Records excerpted from a collection
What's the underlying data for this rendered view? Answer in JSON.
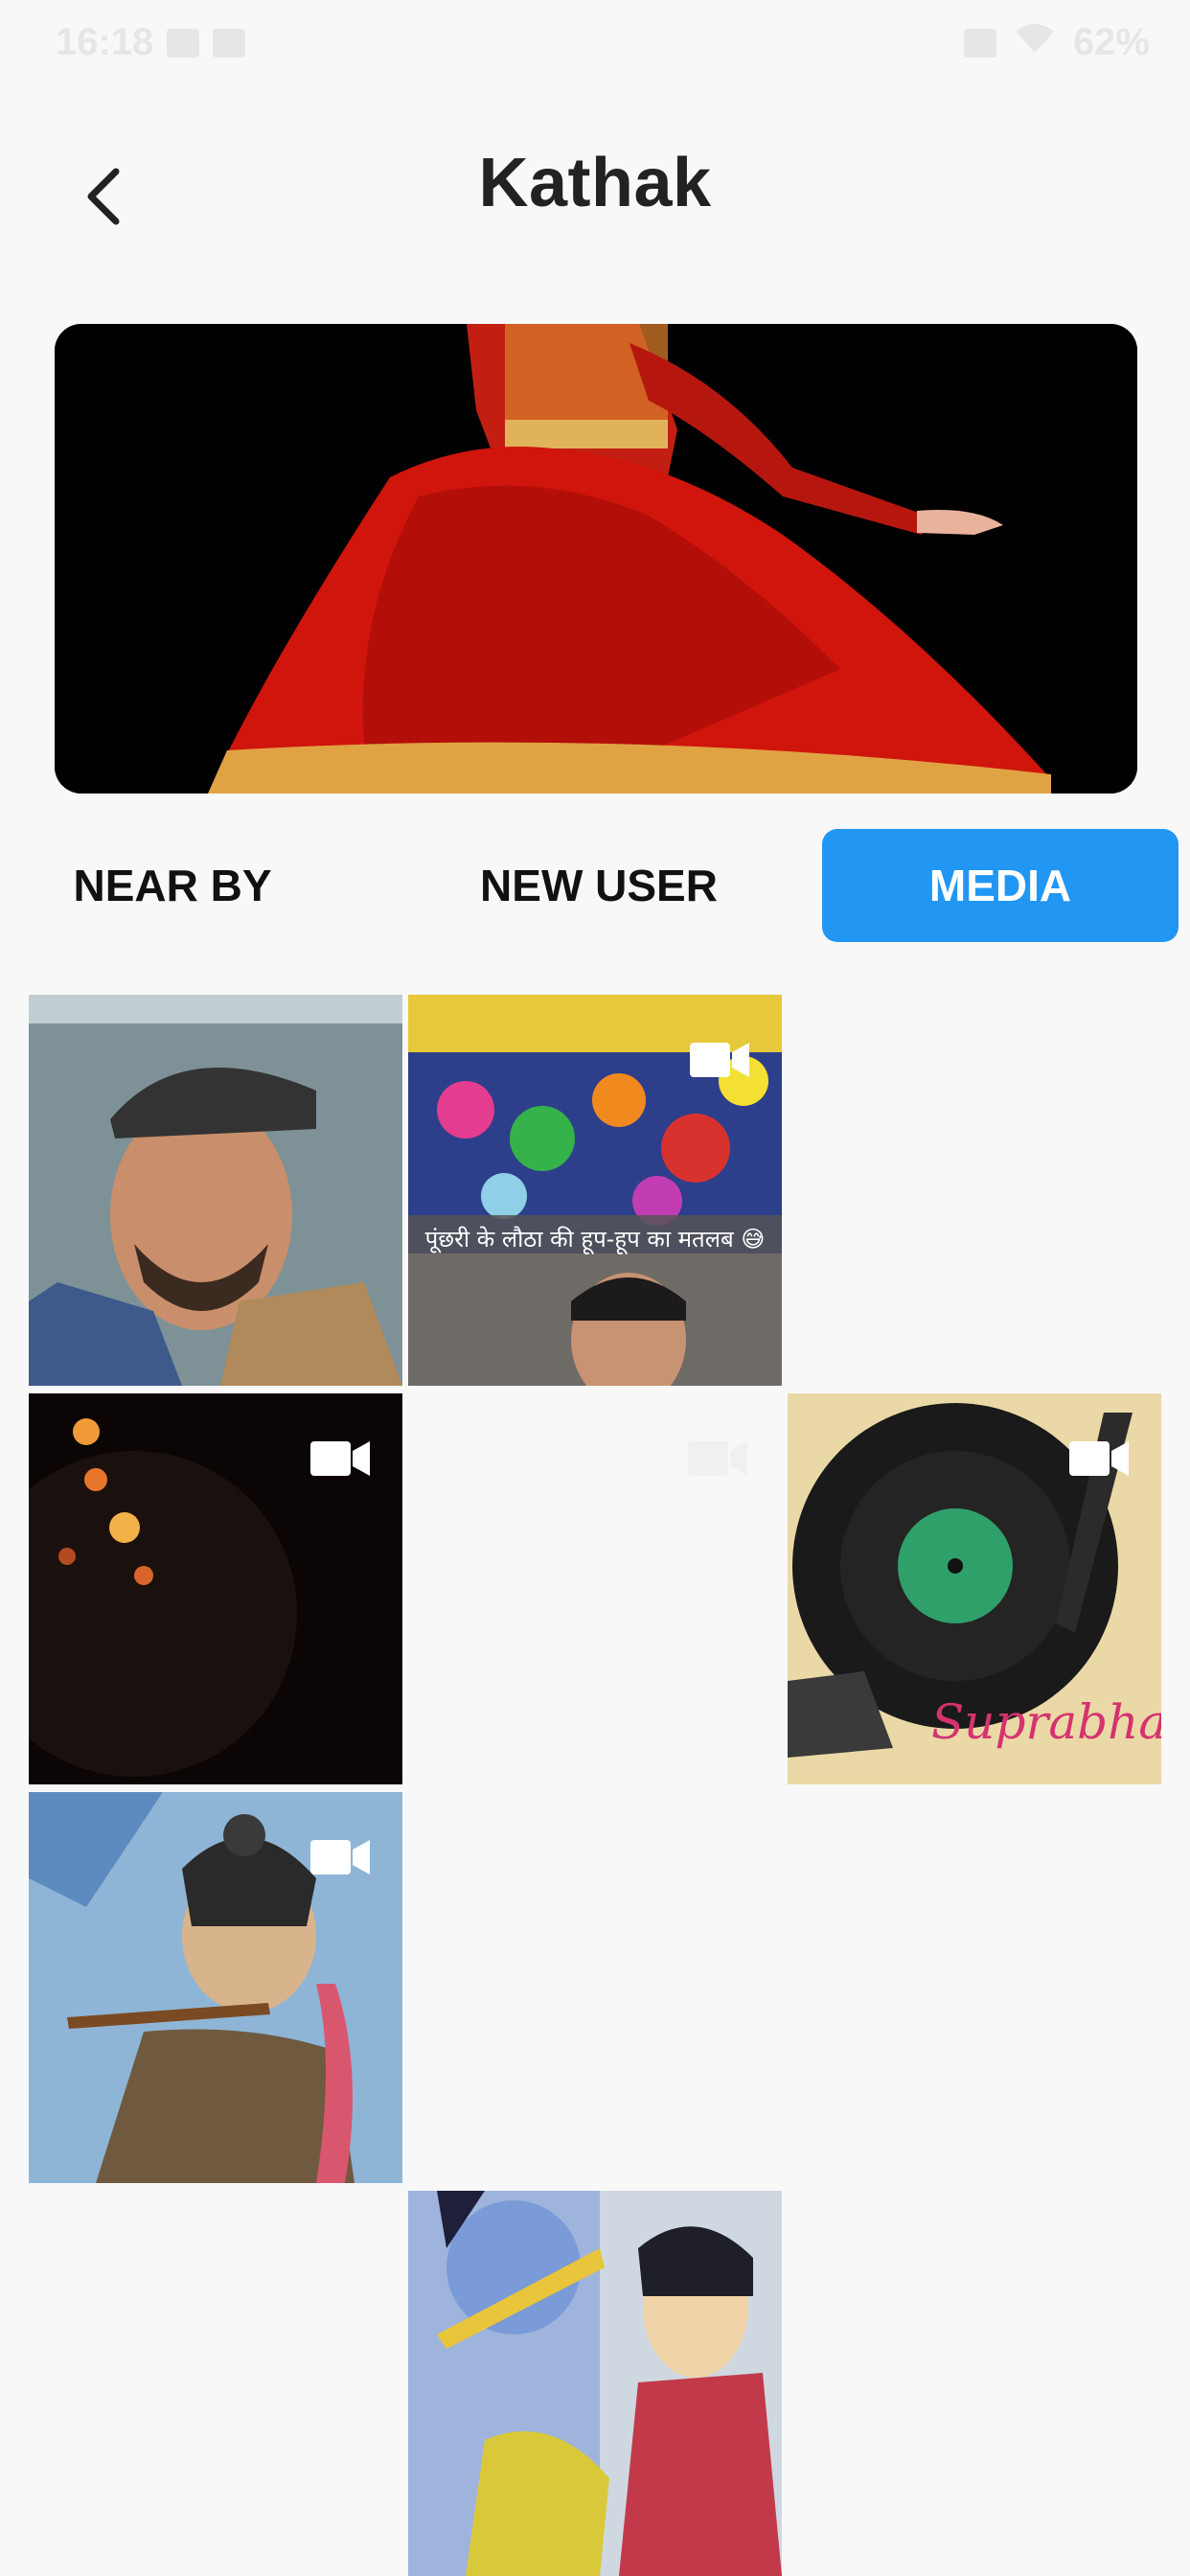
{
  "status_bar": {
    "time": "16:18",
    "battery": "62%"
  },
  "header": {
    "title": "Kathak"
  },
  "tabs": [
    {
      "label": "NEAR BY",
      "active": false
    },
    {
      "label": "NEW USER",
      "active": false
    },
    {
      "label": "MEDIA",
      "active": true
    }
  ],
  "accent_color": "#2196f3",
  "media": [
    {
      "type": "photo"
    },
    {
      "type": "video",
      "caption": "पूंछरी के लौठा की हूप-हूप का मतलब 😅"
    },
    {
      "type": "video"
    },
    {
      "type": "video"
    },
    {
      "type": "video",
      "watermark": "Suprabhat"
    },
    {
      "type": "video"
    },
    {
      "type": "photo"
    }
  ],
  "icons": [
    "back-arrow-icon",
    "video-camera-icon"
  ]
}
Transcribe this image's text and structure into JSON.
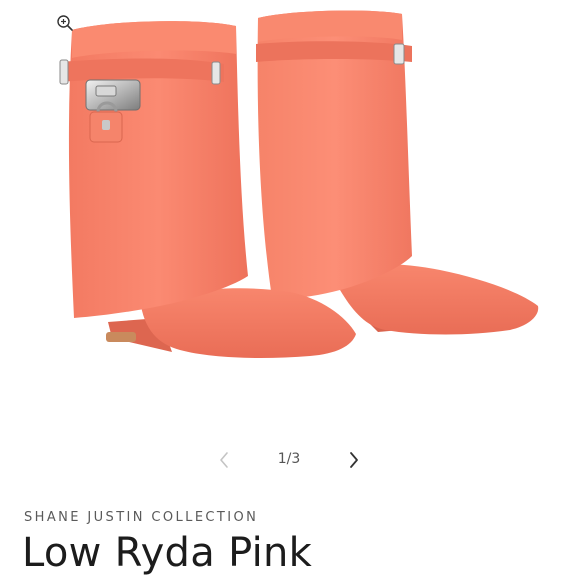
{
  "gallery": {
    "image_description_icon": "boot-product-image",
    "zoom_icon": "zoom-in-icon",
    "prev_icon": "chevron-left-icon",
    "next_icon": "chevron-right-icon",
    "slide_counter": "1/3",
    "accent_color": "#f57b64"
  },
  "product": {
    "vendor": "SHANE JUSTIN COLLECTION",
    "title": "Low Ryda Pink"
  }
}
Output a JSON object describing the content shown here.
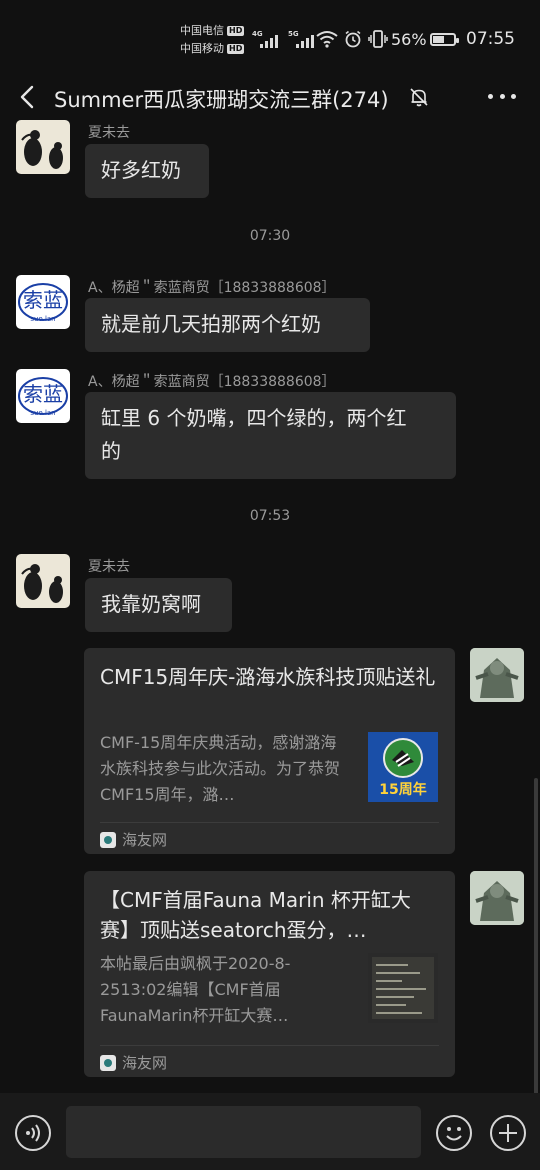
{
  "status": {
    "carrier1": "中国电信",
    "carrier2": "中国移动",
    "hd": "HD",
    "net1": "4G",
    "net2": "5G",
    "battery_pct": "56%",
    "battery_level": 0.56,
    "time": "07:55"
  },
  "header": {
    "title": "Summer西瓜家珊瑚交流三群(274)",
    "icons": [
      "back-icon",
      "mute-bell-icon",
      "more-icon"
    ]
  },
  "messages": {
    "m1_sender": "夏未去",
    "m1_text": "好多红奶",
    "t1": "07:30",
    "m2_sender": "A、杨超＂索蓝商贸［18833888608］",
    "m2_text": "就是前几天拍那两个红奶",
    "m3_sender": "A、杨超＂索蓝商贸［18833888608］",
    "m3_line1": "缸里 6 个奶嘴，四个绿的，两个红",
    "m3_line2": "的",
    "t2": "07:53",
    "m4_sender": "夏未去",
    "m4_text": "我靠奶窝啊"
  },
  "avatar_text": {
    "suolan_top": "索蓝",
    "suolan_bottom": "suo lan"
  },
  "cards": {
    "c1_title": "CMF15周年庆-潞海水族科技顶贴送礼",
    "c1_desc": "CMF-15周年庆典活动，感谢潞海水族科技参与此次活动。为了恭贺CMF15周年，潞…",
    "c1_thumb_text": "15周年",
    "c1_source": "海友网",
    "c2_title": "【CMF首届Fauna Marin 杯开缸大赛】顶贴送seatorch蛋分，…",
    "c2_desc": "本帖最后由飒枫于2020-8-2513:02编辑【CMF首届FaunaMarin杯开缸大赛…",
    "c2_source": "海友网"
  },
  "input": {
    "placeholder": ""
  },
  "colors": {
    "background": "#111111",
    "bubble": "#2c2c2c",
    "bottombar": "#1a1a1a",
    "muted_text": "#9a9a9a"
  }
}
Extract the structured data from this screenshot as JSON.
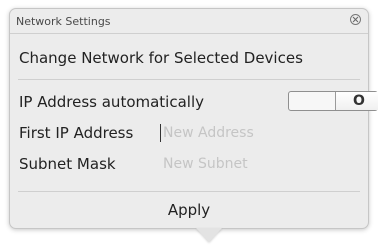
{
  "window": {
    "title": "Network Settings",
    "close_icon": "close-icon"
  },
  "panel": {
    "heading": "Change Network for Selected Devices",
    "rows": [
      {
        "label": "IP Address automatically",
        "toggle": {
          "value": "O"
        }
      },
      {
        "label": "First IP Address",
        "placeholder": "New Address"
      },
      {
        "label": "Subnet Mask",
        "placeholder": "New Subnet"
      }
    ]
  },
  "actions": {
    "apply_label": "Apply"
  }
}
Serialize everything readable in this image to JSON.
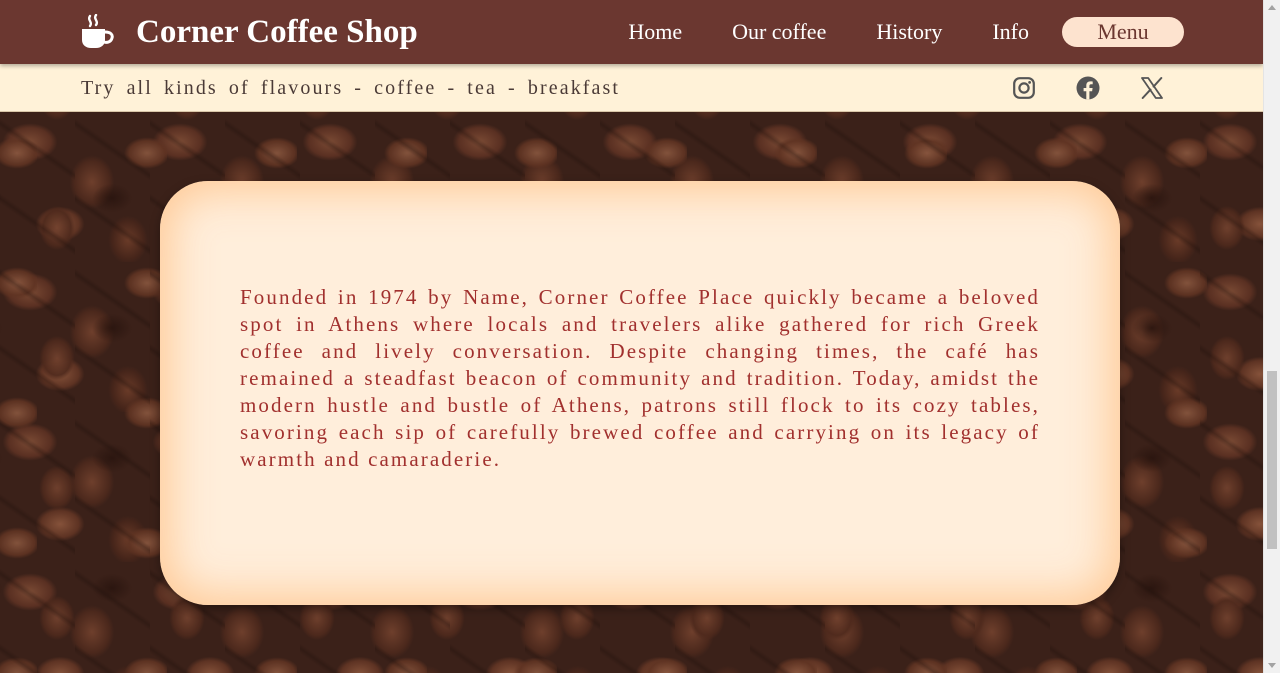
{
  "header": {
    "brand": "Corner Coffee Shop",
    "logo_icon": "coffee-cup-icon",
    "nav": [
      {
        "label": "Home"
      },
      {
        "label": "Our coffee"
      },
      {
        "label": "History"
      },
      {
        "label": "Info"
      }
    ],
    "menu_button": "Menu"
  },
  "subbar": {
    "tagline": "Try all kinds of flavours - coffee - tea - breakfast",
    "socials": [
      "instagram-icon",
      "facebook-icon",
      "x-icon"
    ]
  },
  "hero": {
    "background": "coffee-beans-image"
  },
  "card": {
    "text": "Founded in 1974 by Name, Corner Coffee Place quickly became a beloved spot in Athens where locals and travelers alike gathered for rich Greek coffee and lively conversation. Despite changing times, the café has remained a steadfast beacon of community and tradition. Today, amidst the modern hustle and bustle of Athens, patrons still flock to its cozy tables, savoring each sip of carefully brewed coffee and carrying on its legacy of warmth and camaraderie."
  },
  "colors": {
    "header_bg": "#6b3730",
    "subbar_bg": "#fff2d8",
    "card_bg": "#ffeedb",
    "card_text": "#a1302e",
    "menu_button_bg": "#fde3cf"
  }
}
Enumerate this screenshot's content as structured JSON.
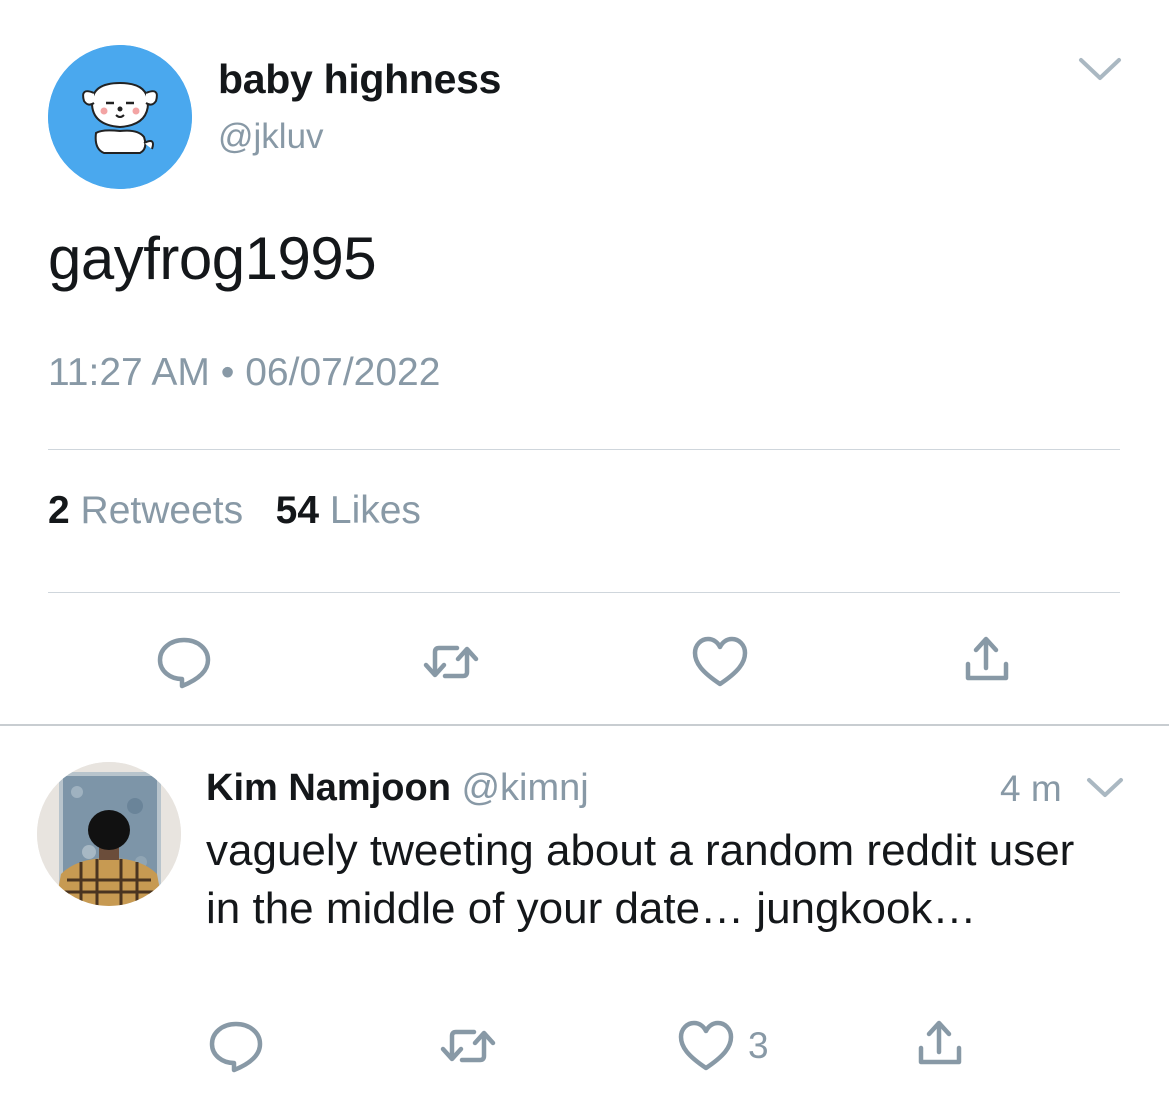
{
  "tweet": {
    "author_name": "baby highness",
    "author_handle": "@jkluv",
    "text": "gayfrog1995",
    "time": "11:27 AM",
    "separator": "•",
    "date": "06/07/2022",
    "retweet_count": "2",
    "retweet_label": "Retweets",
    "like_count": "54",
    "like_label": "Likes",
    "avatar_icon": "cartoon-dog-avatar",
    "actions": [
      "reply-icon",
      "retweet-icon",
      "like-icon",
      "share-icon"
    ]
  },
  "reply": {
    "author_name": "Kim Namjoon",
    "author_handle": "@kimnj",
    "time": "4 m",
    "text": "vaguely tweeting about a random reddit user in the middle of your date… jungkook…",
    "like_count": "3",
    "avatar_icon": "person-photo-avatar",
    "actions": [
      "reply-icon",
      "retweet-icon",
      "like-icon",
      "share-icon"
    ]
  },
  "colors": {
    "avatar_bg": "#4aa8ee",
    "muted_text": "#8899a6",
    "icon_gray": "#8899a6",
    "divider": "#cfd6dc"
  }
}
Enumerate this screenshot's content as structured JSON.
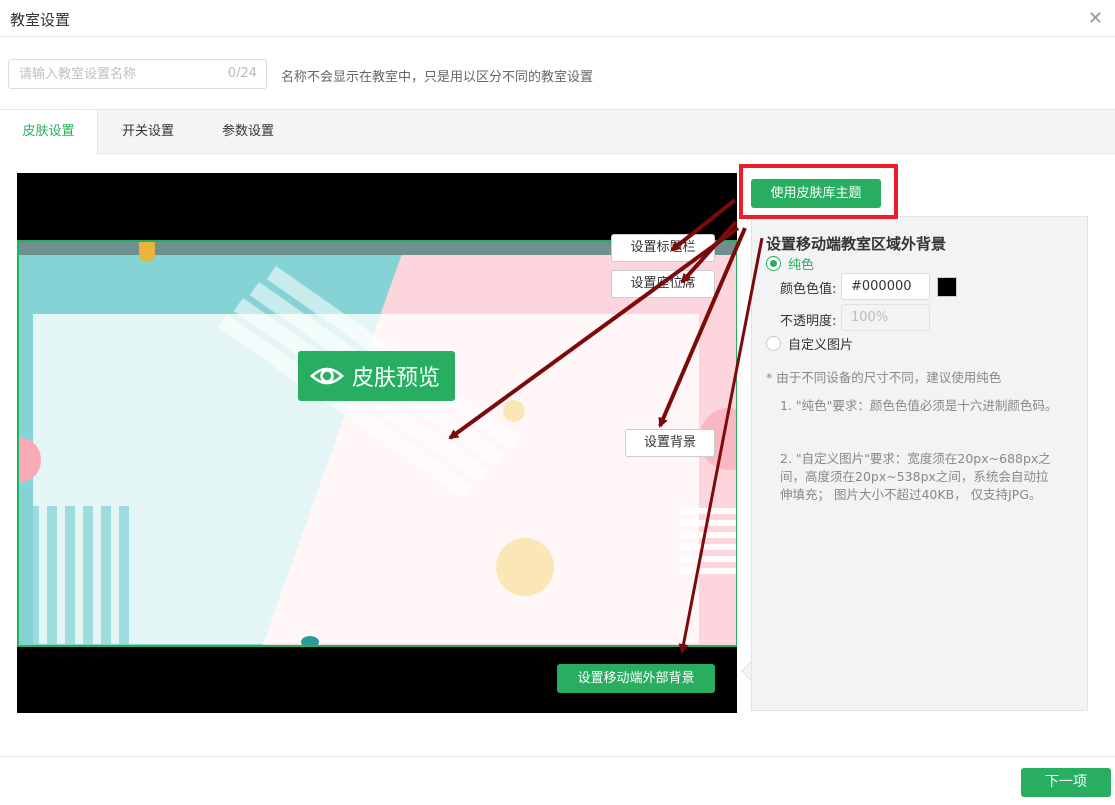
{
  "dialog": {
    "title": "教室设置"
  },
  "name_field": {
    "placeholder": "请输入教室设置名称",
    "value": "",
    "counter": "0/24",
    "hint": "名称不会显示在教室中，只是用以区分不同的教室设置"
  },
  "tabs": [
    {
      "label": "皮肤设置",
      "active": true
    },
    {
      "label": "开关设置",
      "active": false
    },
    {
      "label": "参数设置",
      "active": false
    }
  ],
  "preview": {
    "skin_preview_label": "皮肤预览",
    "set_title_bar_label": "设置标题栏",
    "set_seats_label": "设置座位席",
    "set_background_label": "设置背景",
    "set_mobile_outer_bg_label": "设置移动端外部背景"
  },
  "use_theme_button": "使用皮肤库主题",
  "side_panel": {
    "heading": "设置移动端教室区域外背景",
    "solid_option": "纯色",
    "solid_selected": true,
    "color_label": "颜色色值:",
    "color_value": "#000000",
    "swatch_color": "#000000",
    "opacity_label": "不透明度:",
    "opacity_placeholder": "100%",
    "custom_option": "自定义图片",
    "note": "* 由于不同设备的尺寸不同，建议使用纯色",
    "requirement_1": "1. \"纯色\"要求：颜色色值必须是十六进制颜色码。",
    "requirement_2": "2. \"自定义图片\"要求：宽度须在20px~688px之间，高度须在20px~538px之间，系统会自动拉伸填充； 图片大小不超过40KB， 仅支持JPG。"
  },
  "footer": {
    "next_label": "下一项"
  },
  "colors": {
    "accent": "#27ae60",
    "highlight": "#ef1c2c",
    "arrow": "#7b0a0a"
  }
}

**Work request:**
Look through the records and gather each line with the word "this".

**Written solution:**
What's the underlying data for this rendered view? Answer in JSON.
Transcribe this image's text and structure into JSON.
Extract the structured data from this screenshot as JSON.
Serialize everything readable in this image to JSON.
Enumerate this screenshot's content as structured JSON.
Enumerate this screenshot's content as structured JSON.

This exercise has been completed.